For my part, I hope the police continue in this vein, giving both residents and visitors pause if they are in the habit of rolling through stops and treating speed limits as quaint suggestions.

It would be terrific if the many drivers I see here who treat the roads as their own private paths would change their behavior so they don't get pulled over. Should this ever occur, I will be much pleased and feel considerably safer on the roads, especially on my scooter. Human nature being what it is, I won't be holding my breath, and the police will continue to write many tickets.

Kim Gokce said...

There are many ways of looking at the way police focus their resources. What I think we have to also consider is the cost/benefit ratio of some of these choices.

For example, the note above about neighborhood patrols is well taken - we'd all like to feel greater security when it comes to our property and our families. But is this where we are most threatened?
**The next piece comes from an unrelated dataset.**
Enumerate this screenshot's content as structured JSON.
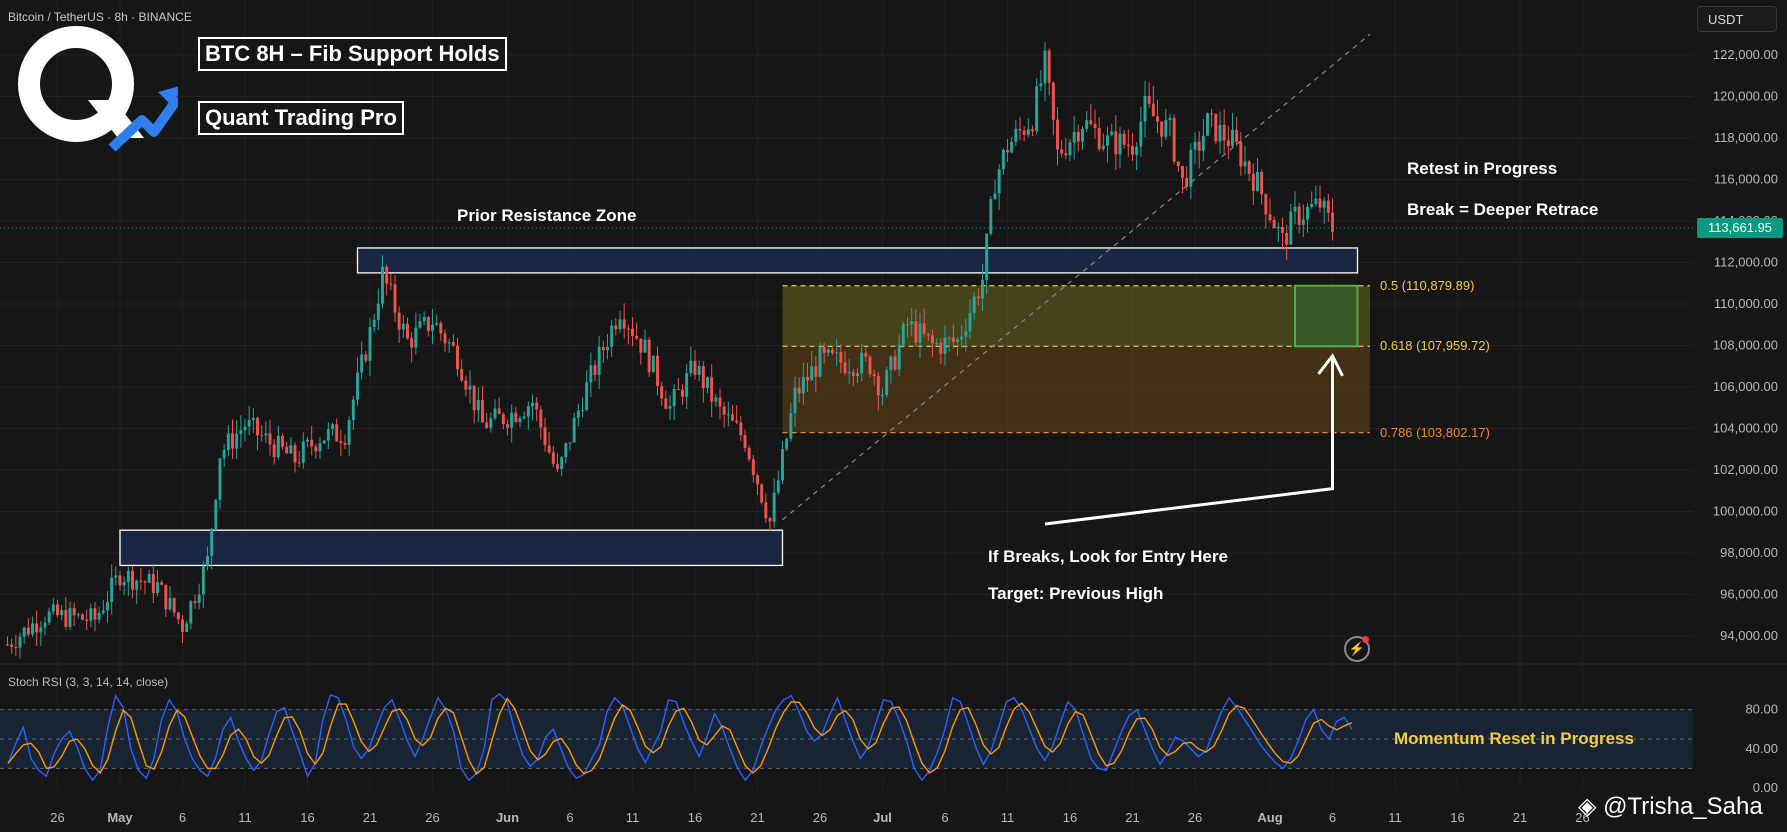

In terms of personal threats, the automobiles and the roads where we use them are a much greater threat to us than a burglar. I am not suggesting that the police should abandon neighborhood patrolling, I'm simply suggesting that the best public safety return on tax payer dollars will be found in creating safer road travel.

Besides encouraging better driving habits and safer roads, aggressive traffic enforcement creates a high profile for the police in an area and this can have a deterrent affect on would be criminals. Do you really want to commit a crime in a community were rules of the road are strictly enforced and the police seem to "be everywhere" on the roadways?

Kudos to Dunwoody Police for "making some noise" and increasing personal and property safety by doing so.

Joe Hirsch said...

On the youtube page link for this video, "grinnis" commented: "The guy who got a ticket is 'not from this area' well too bad... Stay out of Dunwoody next time buddy."

Let's hope this is not the prevailing sentiment from others in our city. Very sad.

Cerebration said...

My son got a speeding ticket from the DeKalb Co. police - and guess how much it cost? $189... how bout that?

I don't think we'll be safe again on the roads until we outlaw talking on cell phones. I can't even count the number of times I've nearly been wiped out by someone weaving all over the road jabbering away...

Paula Caldarella said...

Councilman Tom Taylor has a few items you might like to read on the City of Dunwoody blog concerning this issue.

It's under the Police Services tab.